Coming on and playing about five notes before monologuing over a pre-recorded track is hardly the most endearing way to open a rock show in the tiny (yet awesome) Paper Dress Vintage. Looking like a tree-themed military fan, Clark Kent’s nerdy cousin, and two extras from The Breakfast Club hardly helps paint a promising picture.
But the rest of their set is a blinder. Much like Muck Spreader, who I reviewed previously, nothing about their performance is predictable. The chaos of their music makes it fresh and intriguing, even if I don’t dig their lyrical style. Nothing wrong with it per say, perhaps if often just felt too disjointed from the already somewhat random composition to feel complete and considered, rather than just positioned entirely regardless of any melody. They certainly sound unconventional, but in a way I’m definitely open to hearing more of in the future.
Second support act Luxury Apartments are comparatively boring, only being a classic sounding punk band. The kind of punk that makes you want to kick capitalism in the dick so hard its tasting hypocritiacal coke-laced scrotum for weeks. Their bassist looks like Krist Novoselic back when he had longer hair and traces of a beard in 1990, and has a growling bass tone to match, giving that properly angry shout-at-your-parents sound you really want a punk band to have. The drummer has the correct appreciation of the crash cymbal, just a constant trashy racket, further adding to the lo-fi, homegrown band sound, and an emphatically loud approach to percussion. After all, if you’re going to hit some drums, may as well hit them hard, go big or go home ya know? All of this is rounded out by a somewhat Graham Coxon-esque singer and guitarist, providing a distinctly British tone, divorced both from bay side 90s punk, and the classic London stuff. Altogether, Luxury Apartments are not the most exciting band in the world from a purely analytical perspective, but they do give a slightly different take on a genre that I feel is somewhat under-represented nowadays, with the punk spirit most embodied by the grime scene.
If you’ve never listened to the compilation album Sub Pop Rock City, why? It’s the perfect picture of the early grunge scene, and has Soundgarden’s best song, which shares its name with the album (If you want to say Black Hole Sun is their best then prepare to be thrown into one). For a perfect little portrait of early Gunge, it’s the 12” to go to. It also happens to sound like it’s what each member of headline act Projector listened to in year 9.
Their most recent single Superstar is a cracking way to get the early set going. Its raucous, crashy, even sometimes dissonant as lead singer and bassist Lucy Sheehan lays bare her doubts about modern life. It’s fuzzy, it’s messy, and at heart it’s a brilliantly catchy pop song.

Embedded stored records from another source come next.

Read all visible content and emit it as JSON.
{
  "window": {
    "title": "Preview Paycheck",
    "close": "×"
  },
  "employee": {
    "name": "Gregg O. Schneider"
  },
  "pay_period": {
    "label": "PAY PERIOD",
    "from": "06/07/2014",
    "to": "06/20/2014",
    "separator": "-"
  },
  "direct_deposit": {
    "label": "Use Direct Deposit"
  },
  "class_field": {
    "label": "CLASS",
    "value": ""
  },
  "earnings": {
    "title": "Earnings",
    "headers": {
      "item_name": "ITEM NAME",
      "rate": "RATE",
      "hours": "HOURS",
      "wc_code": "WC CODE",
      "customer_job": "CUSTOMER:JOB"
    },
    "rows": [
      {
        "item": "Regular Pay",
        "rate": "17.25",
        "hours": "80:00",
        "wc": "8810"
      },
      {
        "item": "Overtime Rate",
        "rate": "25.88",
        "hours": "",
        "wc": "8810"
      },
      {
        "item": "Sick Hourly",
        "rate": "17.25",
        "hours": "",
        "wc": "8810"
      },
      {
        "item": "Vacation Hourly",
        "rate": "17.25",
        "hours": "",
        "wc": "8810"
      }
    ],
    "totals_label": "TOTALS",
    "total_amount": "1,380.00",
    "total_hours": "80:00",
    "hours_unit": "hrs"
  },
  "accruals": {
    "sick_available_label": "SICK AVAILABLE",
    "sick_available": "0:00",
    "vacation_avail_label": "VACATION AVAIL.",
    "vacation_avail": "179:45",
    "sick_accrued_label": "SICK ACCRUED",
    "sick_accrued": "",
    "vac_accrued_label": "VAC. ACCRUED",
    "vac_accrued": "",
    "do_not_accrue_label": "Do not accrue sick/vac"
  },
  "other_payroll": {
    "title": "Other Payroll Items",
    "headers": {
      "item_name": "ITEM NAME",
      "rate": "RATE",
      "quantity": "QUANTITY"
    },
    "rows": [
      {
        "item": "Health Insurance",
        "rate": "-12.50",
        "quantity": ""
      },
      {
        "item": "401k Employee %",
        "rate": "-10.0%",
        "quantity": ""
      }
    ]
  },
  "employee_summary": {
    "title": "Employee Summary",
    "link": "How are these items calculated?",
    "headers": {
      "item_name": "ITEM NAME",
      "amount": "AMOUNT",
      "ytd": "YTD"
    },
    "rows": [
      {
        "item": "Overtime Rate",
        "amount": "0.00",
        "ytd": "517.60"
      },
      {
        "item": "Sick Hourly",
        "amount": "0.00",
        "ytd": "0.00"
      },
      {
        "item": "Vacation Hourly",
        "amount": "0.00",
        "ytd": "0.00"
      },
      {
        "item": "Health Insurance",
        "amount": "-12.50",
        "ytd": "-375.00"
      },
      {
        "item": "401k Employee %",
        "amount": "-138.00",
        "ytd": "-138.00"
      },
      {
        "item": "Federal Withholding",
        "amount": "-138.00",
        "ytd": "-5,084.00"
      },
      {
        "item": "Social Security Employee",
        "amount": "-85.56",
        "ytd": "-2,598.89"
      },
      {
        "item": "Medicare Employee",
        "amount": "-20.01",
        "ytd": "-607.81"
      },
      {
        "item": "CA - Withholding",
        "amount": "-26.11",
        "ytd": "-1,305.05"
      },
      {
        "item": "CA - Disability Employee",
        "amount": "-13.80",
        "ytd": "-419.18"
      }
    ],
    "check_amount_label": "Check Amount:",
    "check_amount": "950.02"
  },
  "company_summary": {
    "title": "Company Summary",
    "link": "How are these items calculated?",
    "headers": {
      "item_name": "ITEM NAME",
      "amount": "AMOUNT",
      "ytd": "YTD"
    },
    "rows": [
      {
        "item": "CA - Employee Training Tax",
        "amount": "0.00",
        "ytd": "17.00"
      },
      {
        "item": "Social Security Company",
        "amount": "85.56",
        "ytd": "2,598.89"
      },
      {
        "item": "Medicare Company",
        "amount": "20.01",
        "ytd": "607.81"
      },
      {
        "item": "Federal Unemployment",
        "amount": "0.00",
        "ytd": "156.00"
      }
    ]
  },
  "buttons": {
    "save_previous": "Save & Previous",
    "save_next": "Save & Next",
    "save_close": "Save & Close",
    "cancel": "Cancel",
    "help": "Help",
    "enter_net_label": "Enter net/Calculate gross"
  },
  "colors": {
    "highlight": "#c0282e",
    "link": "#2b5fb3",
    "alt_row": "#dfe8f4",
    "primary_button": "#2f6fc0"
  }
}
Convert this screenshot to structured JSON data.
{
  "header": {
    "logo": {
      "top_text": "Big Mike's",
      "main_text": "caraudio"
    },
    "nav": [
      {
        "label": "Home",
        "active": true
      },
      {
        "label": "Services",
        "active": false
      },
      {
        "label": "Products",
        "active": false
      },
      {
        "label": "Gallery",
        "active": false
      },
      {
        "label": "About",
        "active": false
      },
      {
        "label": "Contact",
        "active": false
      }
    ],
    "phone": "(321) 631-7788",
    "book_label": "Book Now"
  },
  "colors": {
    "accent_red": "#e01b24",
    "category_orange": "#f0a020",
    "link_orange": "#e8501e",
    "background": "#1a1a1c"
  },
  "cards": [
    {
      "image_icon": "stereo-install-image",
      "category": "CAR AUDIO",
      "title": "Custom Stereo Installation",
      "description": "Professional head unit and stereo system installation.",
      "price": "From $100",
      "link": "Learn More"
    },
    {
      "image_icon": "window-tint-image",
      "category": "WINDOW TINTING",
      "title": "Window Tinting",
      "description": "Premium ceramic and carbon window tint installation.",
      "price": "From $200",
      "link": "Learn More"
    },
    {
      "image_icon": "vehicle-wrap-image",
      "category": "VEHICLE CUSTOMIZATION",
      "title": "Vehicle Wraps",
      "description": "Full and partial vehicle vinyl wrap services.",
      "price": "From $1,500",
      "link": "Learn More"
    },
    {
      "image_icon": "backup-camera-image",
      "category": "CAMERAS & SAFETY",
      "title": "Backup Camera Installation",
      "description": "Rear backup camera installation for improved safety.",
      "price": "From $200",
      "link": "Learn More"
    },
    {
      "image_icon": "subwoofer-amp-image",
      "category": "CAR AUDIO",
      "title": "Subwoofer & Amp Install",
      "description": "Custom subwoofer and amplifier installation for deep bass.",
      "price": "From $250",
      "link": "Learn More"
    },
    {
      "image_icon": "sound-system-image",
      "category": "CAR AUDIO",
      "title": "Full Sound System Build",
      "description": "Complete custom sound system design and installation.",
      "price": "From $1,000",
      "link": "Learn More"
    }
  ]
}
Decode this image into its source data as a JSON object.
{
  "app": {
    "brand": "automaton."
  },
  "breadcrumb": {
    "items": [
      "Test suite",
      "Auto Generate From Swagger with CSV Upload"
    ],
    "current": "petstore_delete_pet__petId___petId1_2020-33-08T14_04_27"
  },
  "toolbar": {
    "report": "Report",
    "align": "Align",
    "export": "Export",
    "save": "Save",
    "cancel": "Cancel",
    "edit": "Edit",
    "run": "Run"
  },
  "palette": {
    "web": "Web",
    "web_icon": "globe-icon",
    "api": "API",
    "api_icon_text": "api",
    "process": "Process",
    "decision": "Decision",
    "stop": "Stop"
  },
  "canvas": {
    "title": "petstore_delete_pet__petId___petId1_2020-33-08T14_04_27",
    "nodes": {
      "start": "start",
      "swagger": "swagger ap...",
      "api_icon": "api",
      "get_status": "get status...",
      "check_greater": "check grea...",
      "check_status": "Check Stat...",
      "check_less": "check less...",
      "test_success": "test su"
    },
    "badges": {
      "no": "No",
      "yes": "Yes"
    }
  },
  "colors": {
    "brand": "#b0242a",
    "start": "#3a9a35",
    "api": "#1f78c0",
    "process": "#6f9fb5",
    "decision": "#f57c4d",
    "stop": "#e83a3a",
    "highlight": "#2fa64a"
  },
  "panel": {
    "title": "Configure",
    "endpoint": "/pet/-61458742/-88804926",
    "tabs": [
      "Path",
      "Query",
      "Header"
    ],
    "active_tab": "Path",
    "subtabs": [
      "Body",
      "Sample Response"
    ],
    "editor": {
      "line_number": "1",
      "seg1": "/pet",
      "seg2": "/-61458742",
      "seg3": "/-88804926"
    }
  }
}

Closing track and early release Love has a real scream-along quality to the choruses that makes you want to jump about while shouting into a hairbrush. Mixed in were a number of yet-to-be-released tracks, which were nice and fat, chuggy rather than twiddly in the guitar sections, and while less anthemic than Projector’s releases so far, they were definitely more moshable. I’m certain that after the next EP’s release, when audiences have had a chance to learn the lyrics and intricacies of each song, that anthemic quality will return.
Scattered throughout are darker numbers from EP I Am Shamed. Full Circle builds like an avalanche as piercing guitarwork and a bouncy bassline crash into a mess of frantic riffs, screaming, and the sort of snare barrage from Demelza Mather which makes you feel like you got on Mohammed Ali’s wrong side. This is the general formula for the EP, with varying degrees of each element. Break Your Own Heart manages to limit itself to only one scream but makes up for it by being the darkest song of the EP, and possibly the nights set, as it imparts the mistrust, resentment, and freedom of the collapse of a toxic relationship.
The only partial let-down of the set was the conspicuous lack of the absolute banger Let Me, which guitarist Ed Ensbury claims they don’t play because it sounds a bit too much like Pixies. Given their cover of Pixies’ Tame as the penultimate song, I’m perhaps doubtful of Ed’s excuse. In any case, I know which band I’d rather see live. Hint: it’s not the one with 26 years’ experience.